**Problem to work on**
The answer is every line in the data below that contains the word "action".

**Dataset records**
BEGIN

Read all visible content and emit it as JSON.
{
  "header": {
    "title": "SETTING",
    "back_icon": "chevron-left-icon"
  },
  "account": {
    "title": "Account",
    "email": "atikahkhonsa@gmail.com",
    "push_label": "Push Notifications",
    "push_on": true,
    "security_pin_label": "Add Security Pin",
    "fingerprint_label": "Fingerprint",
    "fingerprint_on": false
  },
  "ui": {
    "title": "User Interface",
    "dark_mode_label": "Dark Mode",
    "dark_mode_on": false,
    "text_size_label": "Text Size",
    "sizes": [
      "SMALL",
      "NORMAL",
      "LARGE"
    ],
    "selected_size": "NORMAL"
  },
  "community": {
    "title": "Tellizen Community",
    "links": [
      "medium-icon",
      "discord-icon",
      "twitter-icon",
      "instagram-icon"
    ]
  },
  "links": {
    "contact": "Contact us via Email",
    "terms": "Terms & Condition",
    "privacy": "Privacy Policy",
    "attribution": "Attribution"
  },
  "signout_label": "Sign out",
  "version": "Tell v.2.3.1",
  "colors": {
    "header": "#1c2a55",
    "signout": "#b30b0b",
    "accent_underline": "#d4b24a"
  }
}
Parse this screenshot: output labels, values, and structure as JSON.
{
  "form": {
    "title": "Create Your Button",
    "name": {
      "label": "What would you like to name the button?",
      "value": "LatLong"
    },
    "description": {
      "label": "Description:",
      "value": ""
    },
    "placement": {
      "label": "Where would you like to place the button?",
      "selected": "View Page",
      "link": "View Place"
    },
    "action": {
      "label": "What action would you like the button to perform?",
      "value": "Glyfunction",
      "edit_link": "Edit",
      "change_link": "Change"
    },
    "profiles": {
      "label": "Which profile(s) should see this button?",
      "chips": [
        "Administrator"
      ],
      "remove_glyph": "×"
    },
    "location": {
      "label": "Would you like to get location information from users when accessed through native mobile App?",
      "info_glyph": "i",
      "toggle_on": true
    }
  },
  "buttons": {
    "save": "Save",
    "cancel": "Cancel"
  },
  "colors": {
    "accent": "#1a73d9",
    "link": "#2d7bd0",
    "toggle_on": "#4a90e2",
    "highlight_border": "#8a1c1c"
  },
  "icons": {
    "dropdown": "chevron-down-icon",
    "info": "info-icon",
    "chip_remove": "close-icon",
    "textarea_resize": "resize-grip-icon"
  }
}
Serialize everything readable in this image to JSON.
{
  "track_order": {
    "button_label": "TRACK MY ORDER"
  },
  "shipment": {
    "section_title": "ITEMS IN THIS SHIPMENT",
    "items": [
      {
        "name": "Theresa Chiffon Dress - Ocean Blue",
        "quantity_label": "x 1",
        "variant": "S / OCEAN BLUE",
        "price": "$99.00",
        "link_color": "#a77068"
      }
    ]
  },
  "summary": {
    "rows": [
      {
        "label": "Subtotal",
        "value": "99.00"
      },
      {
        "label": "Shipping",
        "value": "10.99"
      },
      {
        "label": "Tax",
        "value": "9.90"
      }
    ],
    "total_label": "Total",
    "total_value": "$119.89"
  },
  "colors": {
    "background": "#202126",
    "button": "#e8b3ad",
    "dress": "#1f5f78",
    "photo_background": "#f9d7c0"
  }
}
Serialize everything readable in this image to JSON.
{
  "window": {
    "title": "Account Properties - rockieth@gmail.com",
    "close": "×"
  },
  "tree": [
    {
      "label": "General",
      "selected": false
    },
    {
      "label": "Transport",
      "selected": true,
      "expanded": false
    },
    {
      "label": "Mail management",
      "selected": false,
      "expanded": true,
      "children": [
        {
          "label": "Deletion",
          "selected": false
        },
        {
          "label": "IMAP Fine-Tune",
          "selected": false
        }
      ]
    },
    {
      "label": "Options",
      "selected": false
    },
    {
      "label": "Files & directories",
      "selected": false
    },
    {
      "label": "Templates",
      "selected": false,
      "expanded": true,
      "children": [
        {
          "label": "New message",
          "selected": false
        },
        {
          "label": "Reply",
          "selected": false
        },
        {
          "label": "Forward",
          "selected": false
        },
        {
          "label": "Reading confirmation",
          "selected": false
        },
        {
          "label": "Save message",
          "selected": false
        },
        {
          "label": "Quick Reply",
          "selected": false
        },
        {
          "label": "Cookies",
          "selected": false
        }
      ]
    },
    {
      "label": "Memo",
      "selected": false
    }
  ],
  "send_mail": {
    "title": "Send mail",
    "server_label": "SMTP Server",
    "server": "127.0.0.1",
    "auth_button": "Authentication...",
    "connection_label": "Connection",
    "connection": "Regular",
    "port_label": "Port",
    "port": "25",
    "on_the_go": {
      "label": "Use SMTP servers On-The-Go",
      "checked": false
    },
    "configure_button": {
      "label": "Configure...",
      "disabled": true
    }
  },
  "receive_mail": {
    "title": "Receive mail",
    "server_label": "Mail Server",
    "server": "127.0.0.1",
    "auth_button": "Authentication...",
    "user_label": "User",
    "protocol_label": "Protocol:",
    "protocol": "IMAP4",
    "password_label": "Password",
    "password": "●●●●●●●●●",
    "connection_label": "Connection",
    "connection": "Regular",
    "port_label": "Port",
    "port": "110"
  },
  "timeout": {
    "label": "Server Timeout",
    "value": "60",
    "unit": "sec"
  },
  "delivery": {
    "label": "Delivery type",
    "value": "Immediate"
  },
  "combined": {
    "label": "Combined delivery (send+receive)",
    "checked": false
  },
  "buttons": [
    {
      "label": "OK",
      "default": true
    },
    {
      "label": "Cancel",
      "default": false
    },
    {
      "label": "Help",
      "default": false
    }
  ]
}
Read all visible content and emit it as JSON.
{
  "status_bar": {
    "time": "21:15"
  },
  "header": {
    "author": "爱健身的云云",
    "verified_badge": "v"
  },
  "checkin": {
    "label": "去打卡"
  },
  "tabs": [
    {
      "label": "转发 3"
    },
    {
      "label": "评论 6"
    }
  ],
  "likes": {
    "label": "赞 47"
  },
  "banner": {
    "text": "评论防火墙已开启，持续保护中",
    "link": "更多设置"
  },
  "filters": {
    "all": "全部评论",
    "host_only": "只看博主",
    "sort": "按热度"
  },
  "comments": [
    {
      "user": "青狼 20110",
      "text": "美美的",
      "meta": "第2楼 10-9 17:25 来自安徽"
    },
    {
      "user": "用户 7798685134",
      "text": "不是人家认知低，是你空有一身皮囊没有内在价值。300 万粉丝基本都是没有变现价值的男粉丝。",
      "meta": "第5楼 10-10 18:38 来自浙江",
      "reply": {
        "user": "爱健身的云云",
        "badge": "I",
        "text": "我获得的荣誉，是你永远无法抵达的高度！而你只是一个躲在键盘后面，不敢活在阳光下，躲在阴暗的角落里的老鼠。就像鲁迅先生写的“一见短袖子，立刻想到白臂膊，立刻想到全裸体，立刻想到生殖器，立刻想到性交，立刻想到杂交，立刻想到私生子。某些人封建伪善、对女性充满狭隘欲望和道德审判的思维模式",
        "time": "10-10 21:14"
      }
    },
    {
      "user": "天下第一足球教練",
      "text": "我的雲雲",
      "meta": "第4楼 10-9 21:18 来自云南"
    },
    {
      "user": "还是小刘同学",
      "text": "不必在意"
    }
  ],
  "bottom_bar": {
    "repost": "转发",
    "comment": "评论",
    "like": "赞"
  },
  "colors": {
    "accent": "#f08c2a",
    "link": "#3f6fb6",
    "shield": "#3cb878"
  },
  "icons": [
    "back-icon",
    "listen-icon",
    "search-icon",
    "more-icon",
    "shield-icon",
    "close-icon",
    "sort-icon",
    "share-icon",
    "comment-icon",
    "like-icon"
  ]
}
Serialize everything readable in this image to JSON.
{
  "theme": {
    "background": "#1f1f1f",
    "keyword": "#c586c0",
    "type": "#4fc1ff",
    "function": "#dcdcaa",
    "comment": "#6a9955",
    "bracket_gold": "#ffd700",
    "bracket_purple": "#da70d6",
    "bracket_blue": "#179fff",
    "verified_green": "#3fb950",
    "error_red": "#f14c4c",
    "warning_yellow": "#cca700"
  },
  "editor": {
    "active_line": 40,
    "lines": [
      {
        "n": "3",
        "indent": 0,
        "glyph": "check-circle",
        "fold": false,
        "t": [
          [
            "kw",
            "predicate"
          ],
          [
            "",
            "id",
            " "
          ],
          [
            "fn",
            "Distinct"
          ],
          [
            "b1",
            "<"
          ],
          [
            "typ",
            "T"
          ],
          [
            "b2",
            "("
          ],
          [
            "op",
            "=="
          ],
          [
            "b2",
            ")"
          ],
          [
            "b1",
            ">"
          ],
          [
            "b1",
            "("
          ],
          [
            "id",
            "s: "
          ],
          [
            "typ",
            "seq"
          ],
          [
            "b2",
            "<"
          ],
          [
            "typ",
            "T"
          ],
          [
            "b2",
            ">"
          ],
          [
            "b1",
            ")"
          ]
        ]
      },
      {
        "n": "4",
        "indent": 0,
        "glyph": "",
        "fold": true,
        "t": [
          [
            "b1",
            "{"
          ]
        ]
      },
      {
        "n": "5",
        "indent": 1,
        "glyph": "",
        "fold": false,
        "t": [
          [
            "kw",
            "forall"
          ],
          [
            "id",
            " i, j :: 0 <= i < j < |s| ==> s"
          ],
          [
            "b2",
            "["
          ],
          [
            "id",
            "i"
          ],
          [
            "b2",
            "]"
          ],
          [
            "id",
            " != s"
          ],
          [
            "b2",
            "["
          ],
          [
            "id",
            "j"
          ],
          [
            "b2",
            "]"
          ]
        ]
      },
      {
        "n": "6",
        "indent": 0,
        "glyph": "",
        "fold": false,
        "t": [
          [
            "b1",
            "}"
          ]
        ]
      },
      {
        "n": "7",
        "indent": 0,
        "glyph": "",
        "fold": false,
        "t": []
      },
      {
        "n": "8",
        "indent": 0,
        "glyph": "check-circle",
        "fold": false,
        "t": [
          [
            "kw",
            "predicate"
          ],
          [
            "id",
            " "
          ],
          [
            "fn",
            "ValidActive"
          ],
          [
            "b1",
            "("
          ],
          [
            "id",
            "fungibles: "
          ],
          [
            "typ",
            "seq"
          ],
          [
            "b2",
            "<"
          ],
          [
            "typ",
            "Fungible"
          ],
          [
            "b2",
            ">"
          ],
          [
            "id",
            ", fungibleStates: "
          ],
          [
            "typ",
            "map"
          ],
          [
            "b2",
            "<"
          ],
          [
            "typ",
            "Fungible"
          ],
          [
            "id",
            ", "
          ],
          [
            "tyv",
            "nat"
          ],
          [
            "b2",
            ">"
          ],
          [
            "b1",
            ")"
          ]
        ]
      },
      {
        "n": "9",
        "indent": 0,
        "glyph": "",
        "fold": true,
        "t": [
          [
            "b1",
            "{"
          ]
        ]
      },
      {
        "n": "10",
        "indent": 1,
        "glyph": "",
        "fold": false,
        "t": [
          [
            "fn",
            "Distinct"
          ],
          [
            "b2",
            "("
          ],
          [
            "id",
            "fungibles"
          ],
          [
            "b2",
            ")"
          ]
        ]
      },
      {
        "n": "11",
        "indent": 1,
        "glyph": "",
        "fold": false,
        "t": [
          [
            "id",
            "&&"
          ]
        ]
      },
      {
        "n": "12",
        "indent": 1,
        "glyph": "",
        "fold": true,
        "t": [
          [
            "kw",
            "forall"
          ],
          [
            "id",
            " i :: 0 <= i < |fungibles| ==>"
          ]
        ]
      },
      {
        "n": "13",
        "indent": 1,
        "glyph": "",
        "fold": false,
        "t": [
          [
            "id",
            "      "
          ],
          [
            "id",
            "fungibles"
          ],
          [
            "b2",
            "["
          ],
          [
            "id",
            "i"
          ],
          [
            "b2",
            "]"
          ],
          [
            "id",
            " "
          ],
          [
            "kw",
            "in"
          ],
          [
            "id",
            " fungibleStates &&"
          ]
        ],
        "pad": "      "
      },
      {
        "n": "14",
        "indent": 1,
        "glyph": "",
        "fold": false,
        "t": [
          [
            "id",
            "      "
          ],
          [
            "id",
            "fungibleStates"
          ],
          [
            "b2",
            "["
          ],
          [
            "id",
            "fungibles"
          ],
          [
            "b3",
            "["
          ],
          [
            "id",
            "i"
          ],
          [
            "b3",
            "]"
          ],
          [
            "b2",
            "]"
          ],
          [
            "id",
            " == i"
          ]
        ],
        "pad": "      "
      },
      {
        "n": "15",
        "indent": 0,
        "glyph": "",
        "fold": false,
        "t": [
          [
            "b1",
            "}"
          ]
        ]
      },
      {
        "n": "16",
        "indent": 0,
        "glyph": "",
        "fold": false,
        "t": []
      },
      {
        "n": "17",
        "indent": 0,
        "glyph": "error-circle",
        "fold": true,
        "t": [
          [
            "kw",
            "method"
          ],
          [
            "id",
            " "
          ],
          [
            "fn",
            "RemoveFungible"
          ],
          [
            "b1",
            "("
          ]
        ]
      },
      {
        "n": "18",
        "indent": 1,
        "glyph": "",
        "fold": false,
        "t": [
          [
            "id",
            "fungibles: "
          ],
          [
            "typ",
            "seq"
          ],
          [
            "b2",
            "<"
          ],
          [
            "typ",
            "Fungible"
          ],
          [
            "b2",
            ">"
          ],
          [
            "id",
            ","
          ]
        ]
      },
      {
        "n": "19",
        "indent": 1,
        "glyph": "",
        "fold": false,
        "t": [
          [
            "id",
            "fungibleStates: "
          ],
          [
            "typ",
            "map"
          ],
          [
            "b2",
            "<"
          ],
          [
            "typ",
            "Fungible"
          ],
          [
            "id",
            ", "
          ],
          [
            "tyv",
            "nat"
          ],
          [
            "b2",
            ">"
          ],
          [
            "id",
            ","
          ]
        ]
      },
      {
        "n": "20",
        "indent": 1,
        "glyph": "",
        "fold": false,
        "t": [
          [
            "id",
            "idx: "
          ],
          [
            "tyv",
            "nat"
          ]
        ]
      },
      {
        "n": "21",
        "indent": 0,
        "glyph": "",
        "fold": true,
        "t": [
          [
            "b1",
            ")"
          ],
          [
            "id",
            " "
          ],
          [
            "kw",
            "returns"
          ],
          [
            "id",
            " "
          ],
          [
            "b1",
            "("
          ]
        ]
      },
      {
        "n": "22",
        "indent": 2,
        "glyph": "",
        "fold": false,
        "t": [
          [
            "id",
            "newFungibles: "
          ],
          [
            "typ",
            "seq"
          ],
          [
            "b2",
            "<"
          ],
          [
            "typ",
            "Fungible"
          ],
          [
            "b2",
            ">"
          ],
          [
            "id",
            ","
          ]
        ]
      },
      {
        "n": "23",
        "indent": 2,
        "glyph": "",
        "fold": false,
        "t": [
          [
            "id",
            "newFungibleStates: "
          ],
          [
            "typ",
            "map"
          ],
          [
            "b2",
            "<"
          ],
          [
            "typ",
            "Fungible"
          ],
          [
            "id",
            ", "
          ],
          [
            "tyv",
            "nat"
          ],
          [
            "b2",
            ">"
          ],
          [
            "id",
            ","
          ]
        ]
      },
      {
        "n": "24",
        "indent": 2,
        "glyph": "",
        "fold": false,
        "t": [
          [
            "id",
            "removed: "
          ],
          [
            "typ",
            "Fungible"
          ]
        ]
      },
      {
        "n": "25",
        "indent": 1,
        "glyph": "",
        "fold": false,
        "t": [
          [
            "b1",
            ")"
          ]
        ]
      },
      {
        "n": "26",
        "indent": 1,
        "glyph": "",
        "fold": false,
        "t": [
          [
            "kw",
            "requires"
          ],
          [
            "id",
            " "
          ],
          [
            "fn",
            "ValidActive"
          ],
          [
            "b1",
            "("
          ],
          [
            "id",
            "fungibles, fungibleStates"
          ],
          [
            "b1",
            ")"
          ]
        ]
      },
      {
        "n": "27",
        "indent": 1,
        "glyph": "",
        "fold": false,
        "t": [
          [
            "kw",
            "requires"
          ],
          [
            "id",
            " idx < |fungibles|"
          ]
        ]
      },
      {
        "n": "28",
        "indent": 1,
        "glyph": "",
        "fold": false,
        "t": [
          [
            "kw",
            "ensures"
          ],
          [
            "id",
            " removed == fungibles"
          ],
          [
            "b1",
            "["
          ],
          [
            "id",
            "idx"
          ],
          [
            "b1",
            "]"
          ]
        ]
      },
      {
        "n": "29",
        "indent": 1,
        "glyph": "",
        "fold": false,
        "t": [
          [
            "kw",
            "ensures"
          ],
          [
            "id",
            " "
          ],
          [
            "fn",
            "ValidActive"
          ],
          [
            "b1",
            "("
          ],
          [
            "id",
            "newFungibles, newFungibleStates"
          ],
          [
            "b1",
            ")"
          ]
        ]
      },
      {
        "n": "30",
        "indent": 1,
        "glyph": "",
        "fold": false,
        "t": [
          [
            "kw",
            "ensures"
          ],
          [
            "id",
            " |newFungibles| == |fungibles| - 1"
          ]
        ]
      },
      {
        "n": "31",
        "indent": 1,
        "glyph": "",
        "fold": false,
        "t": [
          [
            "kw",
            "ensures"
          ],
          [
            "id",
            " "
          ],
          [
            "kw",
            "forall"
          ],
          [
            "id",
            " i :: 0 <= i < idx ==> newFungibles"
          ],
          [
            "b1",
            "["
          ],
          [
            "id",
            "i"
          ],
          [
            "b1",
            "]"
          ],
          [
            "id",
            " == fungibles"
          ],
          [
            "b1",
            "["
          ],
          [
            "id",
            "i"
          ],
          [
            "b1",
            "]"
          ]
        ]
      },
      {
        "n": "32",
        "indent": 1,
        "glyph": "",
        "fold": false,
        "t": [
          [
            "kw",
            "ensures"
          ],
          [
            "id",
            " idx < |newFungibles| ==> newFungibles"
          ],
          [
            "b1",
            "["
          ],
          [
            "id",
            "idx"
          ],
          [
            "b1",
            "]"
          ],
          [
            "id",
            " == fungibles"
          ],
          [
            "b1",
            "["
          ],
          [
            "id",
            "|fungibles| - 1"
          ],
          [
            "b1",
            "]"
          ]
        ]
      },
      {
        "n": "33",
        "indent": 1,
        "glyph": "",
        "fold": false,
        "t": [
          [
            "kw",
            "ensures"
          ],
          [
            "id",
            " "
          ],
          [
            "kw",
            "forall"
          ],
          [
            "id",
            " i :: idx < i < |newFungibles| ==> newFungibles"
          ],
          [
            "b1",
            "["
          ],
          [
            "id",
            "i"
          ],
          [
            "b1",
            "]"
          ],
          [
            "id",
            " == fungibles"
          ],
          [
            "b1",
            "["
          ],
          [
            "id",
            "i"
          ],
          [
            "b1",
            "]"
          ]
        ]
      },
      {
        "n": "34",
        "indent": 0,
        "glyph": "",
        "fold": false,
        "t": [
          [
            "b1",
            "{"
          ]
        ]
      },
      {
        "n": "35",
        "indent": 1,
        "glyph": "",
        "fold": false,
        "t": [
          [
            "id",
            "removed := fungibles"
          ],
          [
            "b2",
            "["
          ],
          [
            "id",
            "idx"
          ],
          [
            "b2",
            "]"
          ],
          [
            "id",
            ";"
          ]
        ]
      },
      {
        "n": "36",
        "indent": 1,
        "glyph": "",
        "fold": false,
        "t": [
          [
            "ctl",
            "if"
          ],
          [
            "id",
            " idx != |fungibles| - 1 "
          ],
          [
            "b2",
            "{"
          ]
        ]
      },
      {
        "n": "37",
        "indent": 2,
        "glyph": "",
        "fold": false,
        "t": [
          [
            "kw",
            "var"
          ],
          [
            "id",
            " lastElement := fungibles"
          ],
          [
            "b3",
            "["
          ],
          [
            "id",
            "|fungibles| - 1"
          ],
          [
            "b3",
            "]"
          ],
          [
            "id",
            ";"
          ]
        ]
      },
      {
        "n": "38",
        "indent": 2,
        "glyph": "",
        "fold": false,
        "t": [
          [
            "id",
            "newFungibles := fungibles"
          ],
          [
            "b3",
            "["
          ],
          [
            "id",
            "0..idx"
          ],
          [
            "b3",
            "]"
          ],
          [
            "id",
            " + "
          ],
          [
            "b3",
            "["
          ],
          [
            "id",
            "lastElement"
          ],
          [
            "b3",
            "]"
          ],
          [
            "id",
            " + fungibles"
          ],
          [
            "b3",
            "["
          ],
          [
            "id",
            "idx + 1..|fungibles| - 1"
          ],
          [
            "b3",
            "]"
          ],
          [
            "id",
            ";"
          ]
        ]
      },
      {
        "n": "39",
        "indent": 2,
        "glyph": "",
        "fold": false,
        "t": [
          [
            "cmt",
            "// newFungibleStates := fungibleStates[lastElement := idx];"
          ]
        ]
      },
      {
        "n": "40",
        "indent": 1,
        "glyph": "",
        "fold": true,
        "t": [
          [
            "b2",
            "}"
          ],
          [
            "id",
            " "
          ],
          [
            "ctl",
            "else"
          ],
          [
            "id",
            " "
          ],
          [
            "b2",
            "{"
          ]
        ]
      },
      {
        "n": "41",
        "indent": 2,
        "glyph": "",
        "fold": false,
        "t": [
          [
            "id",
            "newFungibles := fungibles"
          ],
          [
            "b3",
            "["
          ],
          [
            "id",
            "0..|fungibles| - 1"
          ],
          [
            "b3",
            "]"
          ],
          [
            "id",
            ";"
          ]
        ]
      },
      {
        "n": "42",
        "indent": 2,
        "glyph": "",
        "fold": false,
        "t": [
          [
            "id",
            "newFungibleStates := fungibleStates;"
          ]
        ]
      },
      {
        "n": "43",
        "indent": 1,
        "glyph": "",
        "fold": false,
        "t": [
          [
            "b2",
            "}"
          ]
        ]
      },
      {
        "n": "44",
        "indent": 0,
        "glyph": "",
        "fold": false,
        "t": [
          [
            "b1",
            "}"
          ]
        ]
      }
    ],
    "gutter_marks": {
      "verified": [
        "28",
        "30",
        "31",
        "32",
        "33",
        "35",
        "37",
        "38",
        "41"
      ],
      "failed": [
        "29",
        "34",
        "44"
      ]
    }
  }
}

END

**Completed task**
    "action": {
      "label": "What action would you like the button to perform?",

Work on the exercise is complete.